The Whitman-Hanson natives and sisters helped the U.S. women’s soccer team win the bronze medal in Tokyo.
Sam Mewis scored one goal in the tournament, which came on a header in the 28th minute of the quarterfinal game against the Netherlands to tie the game at 1-1. Mewis added an assist three minutes later to give the U.S. the lead in a game that it would eventually win in penalty kicks (more on that later).
Michael Hixon took home a silver medal for the second straight Olympics. The Amherst native took won silver, along with Andrew Capobianco, in the men’s synchronized 3-meter springboard event, the same event he won silver in at the 2016 Olympics.
Cambridge resident Molly Seidel became an Olympic medalist after running just her third ever marathon. In the women’s event, Seidel completed the marathon in 2:27.46, good enough to win the bronze medal.
Worcester’s Doherty Memorial High School grad, Wadeline Jonathas, didn’t run in any track finals, but she helped the women’s 4×400 relay team qualify for the semifinals.

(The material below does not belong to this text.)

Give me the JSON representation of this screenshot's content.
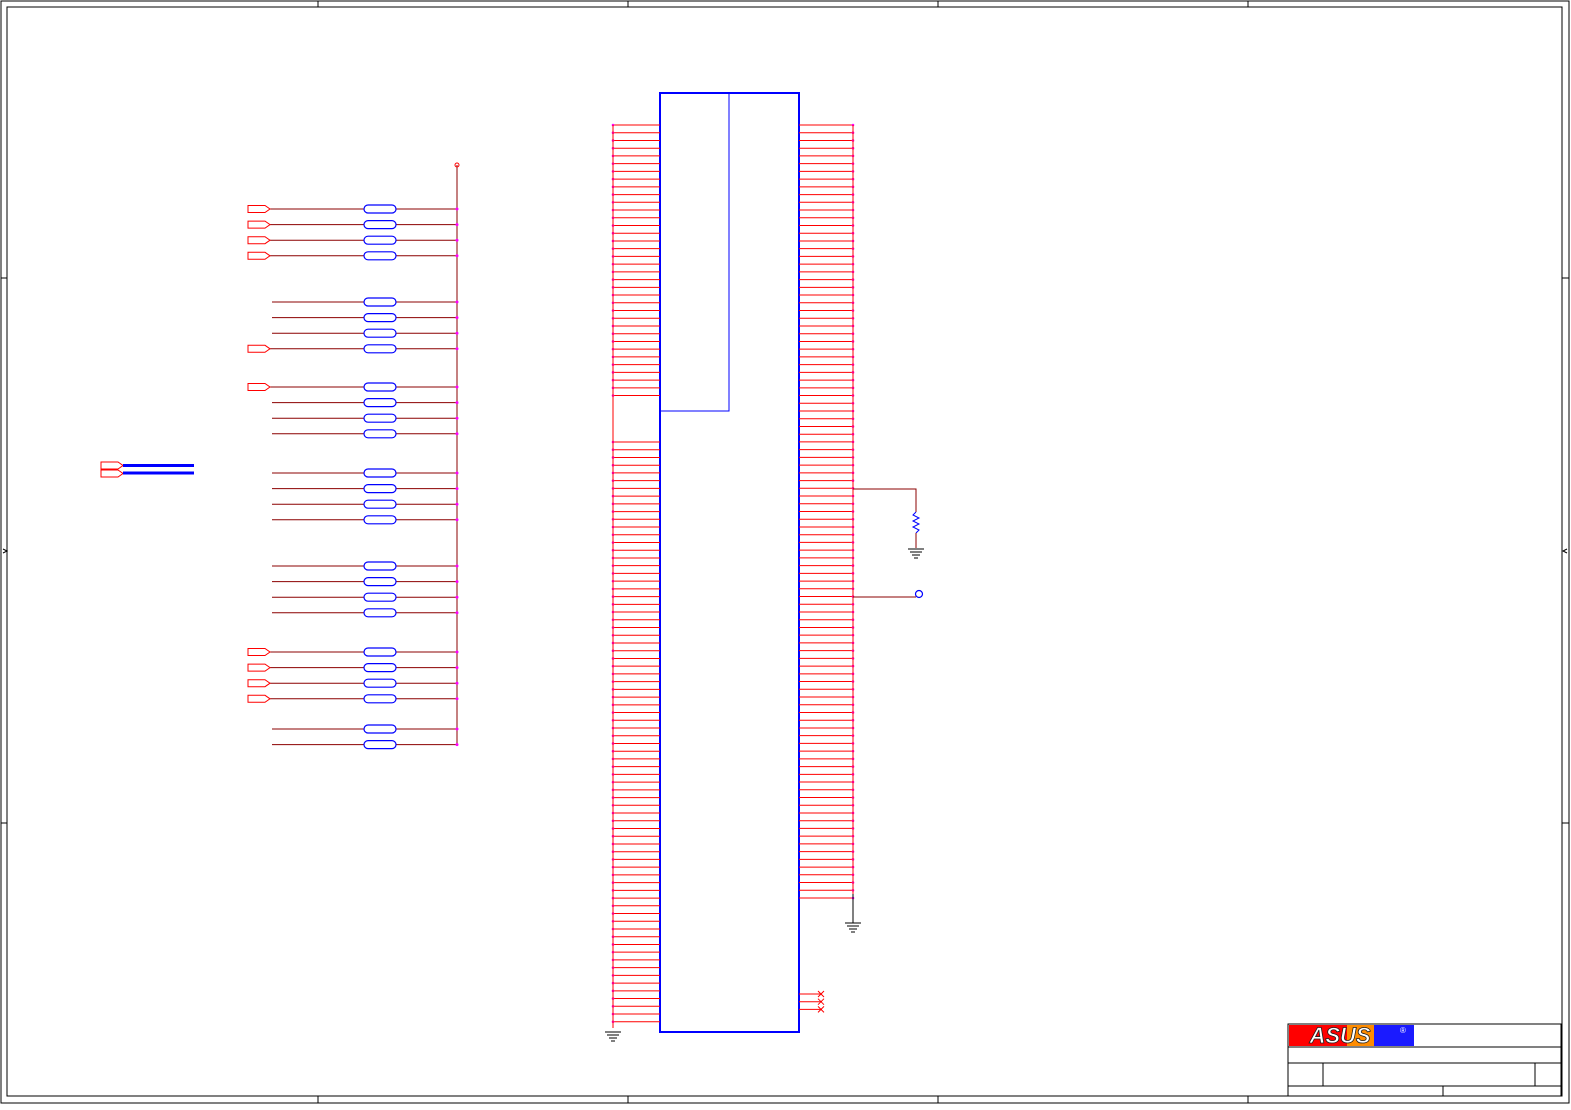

Florence resident Gabby Thomas became a two-time Olympic medalist in Tokyo.
She won the bronze medal in the women’s 200-meter sprint and three days later, she won a silver medal as part of the women’s 4×100 meter relay team.

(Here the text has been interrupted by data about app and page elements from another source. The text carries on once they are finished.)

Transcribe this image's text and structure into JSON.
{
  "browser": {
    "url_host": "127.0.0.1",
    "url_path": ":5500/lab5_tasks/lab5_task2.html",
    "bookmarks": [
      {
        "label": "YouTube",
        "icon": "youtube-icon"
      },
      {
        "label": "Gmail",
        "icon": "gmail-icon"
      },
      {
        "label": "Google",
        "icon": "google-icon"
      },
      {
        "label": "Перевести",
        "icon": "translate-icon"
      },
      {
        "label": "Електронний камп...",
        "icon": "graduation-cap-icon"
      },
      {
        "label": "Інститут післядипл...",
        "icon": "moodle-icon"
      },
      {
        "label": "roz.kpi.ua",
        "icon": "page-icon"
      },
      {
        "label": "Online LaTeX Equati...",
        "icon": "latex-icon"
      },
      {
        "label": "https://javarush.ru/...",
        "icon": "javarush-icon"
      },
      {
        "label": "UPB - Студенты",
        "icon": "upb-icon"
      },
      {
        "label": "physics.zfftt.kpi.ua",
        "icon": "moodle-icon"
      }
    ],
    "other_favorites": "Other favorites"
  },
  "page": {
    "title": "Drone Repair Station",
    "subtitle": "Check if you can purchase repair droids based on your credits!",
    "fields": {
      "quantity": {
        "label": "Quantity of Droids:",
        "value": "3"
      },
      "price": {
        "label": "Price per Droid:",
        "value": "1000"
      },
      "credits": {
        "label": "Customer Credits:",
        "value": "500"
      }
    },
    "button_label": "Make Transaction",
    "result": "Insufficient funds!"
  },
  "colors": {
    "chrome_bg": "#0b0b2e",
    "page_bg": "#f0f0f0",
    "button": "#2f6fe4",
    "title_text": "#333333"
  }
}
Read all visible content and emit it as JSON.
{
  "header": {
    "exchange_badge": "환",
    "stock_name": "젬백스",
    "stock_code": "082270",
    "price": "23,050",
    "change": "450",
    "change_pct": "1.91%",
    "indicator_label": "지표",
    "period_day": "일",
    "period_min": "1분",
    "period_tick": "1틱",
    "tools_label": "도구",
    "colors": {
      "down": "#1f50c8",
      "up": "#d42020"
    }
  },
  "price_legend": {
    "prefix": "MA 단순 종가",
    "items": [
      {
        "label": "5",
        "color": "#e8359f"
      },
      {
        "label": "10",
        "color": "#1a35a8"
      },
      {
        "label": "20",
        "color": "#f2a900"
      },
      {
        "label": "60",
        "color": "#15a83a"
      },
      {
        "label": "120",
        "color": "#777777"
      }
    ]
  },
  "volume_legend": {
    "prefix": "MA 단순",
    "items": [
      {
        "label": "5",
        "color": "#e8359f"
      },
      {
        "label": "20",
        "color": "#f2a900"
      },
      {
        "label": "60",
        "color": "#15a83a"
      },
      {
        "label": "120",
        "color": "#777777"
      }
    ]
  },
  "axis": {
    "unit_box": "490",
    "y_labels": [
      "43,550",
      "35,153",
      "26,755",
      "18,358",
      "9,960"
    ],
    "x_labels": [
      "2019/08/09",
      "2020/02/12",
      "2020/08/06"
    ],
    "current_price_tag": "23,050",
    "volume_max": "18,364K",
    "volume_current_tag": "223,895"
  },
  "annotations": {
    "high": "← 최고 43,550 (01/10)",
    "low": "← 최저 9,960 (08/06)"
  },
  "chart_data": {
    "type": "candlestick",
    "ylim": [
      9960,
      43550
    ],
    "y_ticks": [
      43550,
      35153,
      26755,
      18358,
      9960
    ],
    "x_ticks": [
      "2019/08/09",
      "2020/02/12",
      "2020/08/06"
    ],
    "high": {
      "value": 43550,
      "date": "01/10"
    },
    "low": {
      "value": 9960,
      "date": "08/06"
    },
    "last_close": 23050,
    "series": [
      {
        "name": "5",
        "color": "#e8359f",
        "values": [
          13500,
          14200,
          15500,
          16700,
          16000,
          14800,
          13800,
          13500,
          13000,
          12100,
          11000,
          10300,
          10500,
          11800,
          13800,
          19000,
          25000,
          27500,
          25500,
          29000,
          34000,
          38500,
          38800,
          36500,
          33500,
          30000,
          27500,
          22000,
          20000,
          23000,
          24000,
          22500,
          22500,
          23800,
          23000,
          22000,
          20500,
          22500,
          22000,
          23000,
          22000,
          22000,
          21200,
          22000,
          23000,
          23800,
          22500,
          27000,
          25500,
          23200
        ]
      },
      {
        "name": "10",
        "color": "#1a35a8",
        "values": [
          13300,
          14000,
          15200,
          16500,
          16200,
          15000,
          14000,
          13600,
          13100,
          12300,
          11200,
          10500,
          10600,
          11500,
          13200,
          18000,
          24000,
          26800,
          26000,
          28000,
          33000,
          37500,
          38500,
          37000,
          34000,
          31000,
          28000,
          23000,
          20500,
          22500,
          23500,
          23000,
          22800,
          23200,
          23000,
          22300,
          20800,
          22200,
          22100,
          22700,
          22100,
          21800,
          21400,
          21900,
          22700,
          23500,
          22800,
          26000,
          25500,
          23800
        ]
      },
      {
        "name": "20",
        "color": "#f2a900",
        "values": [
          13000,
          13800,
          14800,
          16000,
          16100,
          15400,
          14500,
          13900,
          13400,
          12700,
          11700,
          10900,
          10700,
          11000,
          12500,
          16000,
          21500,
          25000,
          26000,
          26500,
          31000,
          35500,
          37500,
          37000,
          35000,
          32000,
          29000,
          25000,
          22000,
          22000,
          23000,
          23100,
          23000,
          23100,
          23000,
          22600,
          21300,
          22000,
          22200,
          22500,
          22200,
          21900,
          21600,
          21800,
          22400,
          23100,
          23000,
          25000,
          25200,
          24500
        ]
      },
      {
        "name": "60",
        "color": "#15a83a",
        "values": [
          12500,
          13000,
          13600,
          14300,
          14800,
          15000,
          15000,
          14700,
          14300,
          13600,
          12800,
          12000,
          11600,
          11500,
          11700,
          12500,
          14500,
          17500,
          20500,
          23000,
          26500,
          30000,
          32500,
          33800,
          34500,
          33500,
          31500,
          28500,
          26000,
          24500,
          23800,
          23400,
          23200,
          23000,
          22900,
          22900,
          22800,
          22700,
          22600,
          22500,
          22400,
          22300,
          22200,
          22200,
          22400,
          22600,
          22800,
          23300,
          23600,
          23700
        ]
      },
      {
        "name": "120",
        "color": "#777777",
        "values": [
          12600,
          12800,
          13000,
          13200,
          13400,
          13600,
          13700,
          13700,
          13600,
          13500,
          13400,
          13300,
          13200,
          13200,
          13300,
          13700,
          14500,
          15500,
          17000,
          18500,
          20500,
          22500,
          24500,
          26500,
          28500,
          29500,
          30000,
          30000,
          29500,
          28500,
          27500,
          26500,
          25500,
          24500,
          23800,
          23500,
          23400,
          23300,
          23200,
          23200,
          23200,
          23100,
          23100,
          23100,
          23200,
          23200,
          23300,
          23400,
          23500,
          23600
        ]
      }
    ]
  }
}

Alyssa Naeher: The Stratford, Connecticut native played a big part in the U.S. women’s soccer team’s Olympic run, starting at goalie in five of its six games.
Kieran Smith: Ridgefield, Connecticut native Kieran Smith won the bronze medal in the men’s 400-meter freestyle in swimming. Smith also made it to the final round of the 200-meter freestyle event, finishing in sixth, and was a part of the American 4×200-meter relay team, which placed fourth.
Jessica Parratto: Dover, New Hampshire native Jessica Parratto took home the silver medal along with Delaney Schnell in the women’s synchronized 10-meter platform event in diving.
Congratulations to all medalists, participants, their coaches, and families!!
We’ll see you at the 2024 Olympic Games, in Paris, France!